Jasanoff, S., Hurlbut, J. B., & Saha, K. (2015, April 7). Human genetic engineering demands more
than a moratorium. Retrieved April 7, 2015, from http://www.theguardian.com/science/political-science/2015/apr/07/human-genetic-engineering-demands-more-than-a-moratorium
Kahan, D. M., & Braman, D. (2006). Cultural Cognition and Public Policy. Yale Law & Policy Review,
Kennedy, E. B., & Ho, J. (2015). Discursive diversity in introductory environmental studies. Journal of Environmental Studies and Sciences, 5(2), 200–206. https://doi.org/10.1007/s13412-015-0245-9
Kessler, R. (2013, March 28). Long Outlawed in the West, Lead Paint Sold in Poor Nations by Rebecca Kessler: Yale Environment 360. Retrieved April 25, 2013, from http://e360.yale.edu/feature/long_outlawed_in_the_west_lead_paint_sold_in_poor_nations/2633/
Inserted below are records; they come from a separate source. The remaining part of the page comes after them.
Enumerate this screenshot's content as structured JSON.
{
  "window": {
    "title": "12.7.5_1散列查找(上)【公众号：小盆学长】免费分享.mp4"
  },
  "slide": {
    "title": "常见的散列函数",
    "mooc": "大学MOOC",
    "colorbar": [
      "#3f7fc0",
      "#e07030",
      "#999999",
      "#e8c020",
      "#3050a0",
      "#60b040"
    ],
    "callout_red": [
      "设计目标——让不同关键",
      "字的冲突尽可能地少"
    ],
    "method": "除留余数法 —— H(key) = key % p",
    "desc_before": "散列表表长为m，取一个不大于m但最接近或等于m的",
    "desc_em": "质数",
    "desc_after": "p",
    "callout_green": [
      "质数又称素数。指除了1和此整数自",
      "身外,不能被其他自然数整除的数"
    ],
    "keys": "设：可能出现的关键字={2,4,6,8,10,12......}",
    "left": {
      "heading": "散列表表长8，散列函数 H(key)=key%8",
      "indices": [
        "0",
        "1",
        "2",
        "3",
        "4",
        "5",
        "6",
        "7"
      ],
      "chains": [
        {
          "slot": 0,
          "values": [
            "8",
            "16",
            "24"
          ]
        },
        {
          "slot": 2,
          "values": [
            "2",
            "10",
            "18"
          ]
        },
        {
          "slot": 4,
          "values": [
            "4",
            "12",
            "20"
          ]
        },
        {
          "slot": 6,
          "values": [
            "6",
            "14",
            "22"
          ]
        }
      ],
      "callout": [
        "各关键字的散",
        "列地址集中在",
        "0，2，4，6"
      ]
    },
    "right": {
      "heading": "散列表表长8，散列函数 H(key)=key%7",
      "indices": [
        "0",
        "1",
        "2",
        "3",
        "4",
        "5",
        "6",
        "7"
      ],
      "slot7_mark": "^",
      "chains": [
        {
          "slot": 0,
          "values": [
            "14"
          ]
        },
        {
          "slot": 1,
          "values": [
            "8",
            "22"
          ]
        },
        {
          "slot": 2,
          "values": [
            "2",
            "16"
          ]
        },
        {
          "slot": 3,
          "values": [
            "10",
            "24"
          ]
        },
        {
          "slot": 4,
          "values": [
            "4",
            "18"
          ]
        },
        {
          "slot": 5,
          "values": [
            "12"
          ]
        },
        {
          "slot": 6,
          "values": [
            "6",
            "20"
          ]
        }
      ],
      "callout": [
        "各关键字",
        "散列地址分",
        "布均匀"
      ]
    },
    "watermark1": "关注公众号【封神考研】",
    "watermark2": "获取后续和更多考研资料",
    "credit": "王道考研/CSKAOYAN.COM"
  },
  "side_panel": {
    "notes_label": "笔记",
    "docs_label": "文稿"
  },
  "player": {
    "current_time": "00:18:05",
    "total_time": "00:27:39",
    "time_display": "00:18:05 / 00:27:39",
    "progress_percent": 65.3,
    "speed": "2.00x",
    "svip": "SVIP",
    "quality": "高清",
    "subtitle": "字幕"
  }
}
Markowitz, G. E., & Rosner, D. (2013). Lead wars: the politics of science and the fate of America’s children. Berkeley : New York: University of California Press.